§ **Aim of the exercise**
Search the entries below. Return every line that has "kind" in it.

** Opening Record extracts block **

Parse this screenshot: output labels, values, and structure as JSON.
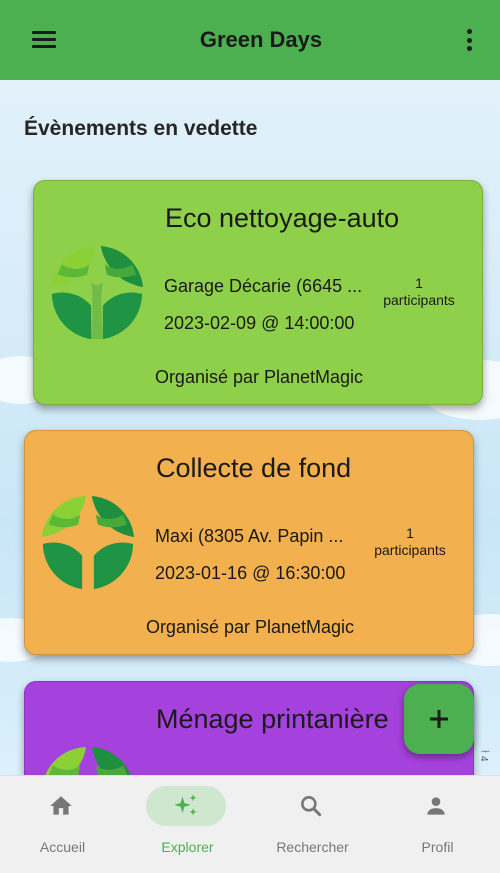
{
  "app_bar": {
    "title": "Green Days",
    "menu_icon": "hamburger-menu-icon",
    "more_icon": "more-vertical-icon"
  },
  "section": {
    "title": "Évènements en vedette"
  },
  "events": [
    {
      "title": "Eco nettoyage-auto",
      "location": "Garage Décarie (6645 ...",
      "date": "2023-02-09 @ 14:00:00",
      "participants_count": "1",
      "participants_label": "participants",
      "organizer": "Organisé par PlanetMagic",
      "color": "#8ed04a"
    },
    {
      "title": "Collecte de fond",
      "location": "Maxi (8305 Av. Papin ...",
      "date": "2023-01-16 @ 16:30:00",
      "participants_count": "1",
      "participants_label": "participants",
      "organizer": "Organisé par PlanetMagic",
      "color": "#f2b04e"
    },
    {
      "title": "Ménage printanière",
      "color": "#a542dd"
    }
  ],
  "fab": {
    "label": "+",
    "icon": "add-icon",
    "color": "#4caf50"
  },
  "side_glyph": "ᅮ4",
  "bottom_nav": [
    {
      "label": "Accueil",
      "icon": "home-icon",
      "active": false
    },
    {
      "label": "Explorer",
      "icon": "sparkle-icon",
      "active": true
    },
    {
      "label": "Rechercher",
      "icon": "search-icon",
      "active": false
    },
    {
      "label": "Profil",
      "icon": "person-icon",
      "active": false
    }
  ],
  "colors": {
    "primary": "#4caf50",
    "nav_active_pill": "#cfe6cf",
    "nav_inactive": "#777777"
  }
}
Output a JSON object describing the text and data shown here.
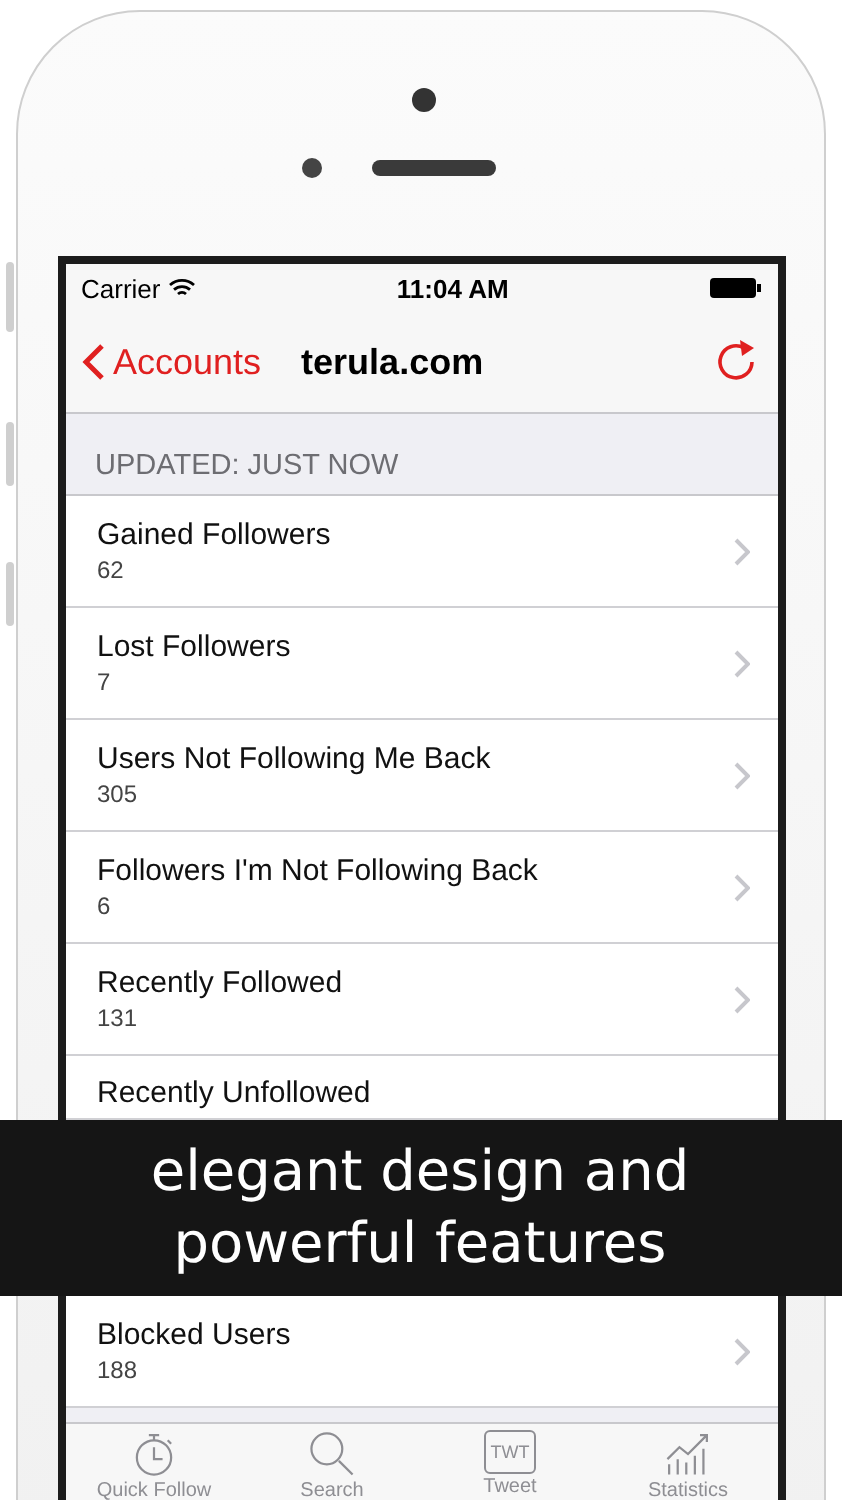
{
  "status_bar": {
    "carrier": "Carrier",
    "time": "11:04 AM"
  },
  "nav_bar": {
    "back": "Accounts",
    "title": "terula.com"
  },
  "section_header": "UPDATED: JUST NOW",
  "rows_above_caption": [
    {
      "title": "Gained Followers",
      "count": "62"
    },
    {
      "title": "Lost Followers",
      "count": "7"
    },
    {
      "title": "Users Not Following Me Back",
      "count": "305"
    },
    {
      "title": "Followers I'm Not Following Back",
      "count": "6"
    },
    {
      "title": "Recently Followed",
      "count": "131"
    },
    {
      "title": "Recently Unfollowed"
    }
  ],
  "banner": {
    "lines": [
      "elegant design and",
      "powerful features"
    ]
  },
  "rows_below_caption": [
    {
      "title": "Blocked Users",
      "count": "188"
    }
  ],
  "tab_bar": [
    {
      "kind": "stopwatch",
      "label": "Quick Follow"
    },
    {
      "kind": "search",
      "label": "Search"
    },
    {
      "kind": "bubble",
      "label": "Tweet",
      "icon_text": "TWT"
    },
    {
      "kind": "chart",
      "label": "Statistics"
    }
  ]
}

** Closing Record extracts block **

§ **Answer box**
      "kind": "stopwatch",
      "kind": "search",
      "kind": "bubble",
      "kind": "chart",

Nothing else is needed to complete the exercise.